Task details - Copy every line of the entries that includes the word "Confinament".

Extracted information -
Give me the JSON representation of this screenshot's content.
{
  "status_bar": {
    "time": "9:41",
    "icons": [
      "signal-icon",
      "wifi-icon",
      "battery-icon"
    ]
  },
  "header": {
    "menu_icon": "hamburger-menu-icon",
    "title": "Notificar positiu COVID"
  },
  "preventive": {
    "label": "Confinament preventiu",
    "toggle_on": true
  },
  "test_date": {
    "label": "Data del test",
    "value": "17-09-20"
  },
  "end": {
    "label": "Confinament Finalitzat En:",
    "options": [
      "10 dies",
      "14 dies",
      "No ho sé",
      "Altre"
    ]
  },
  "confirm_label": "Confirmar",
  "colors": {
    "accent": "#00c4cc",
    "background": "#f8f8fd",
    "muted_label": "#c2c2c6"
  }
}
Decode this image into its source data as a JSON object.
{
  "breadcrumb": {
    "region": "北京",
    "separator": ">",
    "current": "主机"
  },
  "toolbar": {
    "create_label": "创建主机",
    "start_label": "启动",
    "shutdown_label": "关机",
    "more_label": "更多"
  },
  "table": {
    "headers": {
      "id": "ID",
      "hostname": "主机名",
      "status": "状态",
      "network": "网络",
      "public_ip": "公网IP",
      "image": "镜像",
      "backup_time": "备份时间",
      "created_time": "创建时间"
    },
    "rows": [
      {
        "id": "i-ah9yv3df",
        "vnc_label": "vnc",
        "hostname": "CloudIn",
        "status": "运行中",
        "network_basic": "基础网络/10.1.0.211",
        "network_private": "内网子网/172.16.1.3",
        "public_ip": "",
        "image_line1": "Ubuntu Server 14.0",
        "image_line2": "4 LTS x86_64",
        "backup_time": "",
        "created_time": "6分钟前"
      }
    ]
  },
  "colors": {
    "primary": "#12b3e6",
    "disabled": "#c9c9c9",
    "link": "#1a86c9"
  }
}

Exercise output -
    "label": "Confinament preventiu",
    "label": "Confinament Finalitzat En:",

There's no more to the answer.